*** Block opens ***
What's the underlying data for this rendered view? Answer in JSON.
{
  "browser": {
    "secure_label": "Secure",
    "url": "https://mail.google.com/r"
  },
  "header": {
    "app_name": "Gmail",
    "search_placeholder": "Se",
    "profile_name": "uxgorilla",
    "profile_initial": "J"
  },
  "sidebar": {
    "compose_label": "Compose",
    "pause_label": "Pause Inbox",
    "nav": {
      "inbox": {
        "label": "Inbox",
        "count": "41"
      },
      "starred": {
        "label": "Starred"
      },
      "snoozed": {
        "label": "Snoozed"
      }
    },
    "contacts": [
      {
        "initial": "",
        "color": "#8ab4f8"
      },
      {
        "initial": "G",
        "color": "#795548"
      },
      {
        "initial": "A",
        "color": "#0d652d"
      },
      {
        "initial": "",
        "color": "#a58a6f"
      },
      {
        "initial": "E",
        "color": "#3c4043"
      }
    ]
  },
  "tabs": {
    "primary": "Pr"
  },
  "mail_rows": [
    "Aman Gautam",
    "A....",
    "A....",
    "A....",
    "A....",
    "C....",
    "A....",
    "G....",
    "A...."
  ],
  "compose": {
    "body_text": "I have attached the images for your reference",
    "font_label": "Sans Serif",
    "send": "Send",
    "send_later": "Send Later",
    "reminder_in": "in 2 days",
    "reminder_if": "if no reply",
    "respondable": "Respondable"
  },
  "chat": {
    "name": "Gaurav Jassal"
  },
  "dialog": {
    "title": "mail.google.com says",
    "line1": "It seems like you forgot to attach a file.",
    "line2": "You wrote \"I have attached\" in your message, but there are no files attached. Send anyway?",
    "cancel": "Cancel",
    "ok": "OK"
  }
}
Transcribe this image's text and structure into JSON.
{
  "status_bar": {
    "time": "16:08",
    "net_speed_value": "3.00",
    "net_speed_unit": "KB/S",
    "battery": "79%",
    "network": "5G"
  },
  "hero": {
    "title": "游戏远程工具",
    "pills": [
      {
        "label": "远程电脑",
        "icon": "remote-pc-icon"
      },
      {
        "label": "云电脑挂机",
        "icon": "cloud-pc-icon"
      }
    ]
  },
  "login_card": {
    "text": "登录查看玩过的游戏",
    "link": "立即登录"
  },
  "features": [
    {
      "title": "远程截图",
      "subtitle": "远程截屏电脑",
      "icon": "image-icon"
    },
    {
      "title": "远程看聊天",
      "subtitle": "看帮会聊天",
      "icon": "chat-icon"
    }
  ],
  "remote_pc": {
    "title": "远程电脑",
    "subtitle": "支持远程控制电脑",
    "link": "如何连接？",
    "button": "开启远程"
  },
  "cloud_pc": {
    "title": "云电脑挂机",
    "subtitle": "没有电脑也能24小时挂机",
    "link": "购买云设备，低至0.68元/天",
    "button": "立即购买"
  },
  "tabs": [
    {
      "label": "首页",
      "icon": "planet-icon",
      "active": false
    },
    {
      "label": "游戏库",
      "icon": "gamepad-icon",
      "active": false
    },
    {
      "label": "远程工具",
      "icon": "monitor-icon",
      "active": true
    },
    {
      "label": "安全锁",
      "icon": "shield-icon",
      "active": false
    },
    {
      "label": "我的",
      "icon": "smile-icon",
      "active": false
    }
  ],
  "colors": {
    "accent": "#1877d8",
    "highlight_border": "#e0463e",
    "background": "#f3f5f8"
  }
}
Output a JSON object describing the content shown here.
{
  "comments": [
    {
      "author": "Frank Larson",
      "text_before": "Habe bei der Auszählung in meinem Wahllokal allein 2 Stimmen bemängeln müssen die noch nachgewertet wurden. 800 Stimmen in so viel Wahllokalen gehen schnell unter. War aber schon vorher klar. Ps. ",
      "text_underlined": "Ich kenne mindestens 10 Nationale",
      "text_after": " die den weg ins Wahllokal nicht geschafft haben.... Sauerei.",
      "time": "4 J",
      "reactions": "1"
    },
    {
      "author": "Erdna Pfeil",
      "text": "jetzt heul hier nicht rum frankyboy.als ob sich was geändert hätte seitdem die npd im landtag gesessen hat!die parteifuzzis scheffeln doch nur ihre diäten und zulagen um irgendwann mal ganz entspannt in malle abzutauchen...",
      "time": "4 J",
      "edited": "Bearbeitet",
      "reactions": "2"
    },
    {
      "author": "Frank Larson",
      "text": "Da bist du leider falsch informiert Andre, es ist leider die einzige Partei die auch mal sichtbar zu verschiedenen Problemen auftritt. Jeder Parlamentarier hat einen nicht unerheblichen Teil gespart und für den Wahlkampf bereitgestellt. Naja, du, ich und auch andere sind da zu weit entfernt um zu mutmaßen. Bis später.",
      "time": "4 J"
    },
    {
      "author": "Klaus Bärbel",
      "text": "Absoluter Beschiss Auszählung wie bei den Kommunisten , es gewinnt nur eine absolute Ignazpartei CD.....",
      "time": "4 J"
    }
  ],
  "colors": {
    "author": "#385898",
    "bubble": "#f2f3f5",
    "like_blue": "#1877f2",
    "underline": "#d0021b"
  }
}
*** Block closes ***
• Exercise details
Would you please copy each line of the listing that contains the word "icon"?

• Output for this exercise
        "icon": "remote-pc-icon"
        "icon": "cloud-pc-icon"
      "icon": "image-icon"
      "icon": "chat-icon"
      "icon": "planet-icon",
      "icon": "gamepad-icon",
      "icon": "monitor-icon",
      "icon": "shield-icon",
      "icon": "smile-icon",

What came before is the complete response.